Thanks for all your interesting posts during 2016. I look forward to following your blog again in 2017.

Susan said...

Very nice series.

November's hoverfly could be Simosyrphus grandiconis, based on the notopleural stripes, but I'm a bit worried about the black face stripe.

Wildlife wise 2016 was a year of two halves in France -- endless rain, no sunshine, no warmth in the first half; endless sunshine, lots of warmth, no rain in the second. An interesting year nature-wise.

Politically it sucked, and 2017 is likely to be suckier.
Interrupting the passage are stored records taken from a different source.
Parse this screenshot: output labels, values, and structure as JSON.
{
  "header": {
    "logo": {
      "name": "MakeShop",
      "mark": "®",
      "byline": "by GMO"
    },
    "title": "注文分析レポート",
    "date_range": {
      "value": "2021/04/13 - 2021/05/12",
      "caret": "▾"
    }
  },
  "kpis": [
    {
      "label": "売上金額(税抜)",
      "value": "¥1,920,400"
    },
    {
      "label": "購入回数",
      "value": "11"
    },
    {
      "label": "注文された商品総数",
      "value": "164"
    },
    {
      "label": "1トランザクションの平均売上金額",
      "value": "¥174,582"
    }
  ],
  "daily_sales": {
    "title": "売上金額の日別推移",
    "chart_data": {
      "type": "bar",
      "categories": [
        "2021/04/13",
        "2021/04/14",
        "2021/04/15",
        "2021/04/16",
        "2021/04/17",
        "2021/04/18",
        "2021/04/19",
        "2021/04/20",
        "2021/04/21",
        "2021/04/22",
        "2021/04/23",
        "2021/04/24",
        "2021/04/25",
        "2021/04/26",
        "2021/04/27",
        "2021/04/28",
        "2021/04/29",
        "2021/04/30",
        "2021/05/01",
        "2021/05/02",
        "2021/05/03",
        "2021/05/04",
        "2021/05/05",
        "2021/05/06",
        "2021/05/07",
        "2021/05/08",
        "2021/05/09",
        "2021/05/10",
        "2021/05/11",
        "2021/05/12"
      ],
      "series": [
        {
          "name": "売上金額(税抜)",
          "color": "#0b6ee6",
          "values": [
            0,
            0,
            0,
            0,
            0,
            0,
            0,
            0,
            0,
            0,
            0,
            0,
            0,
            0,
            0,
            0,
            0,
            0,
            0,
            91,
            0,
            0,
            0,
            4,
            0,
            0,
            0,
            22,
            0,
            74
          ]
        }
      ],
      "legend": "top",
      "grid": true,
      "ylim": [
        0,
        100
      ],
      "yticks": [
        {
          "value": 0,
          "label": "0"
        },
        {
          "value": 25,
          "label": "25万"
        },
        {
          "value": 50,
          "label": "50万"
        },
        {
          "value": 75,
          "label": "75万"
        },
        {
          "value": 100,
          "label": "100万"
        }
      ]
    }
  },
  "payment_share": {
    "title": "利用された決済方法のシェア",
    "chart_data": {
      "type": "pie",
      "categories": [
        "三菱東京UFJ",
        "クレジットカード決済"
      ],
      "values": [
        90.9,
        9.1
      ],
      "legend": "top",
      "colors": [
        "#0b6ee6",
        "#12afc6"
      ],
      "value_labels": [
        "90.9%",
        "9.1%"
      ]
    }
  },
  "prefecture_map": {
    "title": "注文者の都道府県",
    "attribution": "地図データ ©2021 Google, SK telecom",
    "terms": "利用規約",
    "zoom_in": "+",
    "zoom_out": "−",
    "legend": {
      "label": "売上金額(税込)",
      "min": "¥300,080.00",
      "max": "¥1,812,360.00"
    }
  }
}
You may see us back in Australia as refugees.

Ian Fraser said...

Hi there Kath and Susan, and thank you both for being such loyal readers - I am flattered.
I can't disagree re your analysis of 2016 Susan, nor your prognosis for 2017. France doesn't look very hopeful from the outside I must confess - bonne chance!!